All Saints Day was an occasion for feasting and sometimes great tournaments. It was both a holiday and a holy day, where special ceremonies and masses were held. Prayers to the saints were encouraged in order to help one’s journey through this life and into the next. On the night of All Saints Day, bells were rung. Their melodious tones were thought to bring joy to the poor souls suffering in purgatory—a concept first accepted as a doctrine of the Church in the 1200s that did much to shape medieval beliefs about the afterlife. In purgatory, the souls of “moderately bad sinners” would remain for a time of purification before they would continue heavenward. Purgatory would not permanently close until the very end of time, when “angels would rouse the dead from their graves to be judged by God,” and the souls within it would finally gain admittance to heaven, or be sent to hell, for all eternity.

death-and-burialFrom All Saints Day, the transition was made to All Souls Day on November 2nd. Again, there was feasting, but the focus shifted from the martyrs and saints to ALL of the faithful departed. Death was a very central theme of medieval life, which was always full of uncertainty. The child mortality rate is estimated to have been somewhere between 30-50%. Conditions were highly unsanitary as there was no understanding of germs, nor of their direct connection to disease. As such, medicines were largely ineffective, and most injuries and diseases could not be properly treated. Any minor ailment (by our standards) could end in death. The additional risks of famine and war were all too real, and public punishments were often physically brutal. It is no wonder that the medieval mind was so fixated on what would happen beyond death, and beliefs on the subject shaped the attitudes and culture of everyday life.

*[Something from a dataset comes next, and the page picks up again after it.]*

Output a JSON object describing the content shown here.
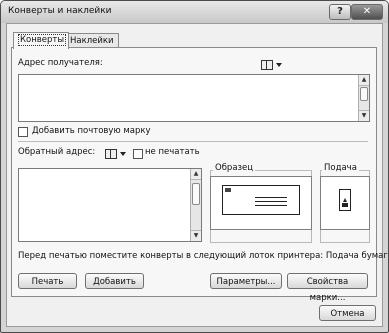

On All Souls Day, prayers were specifically directed toward helping those deceased who had not yet moved from purgatory to heaven. Medieval Christians were taught that the fate of a person’s soul was not only related to the manner in which they lived, but also the manner in which they died. Most hoped to die in bed, with a priest at hand to administer the Last Rites—the final forgiveness of their sins. A sudden, or “bad” death, was something to fear, since dying with unconfessed sin would likely lead to a long stay in purgatory, or worse.

Angels delivering souls from purgatory

Angels delivering souls from purgatory

All Souls Day provided reassurance for those too poor to pay indulgences, either for themselves, or on behalf of their deceased loved ones. It was common for people to visit the graves of their relatives and friends, and later on in the Middle Ages, candles or even bonfires might also be lit there. In Eastern Europe, it was not unusual for people to eat meals at the grave sites as well, though this was frowned upon by the Church. Men dressed in black would walk through the village or city streets, ringing hand bells, and reminding people to help those in purgatory with their prayers.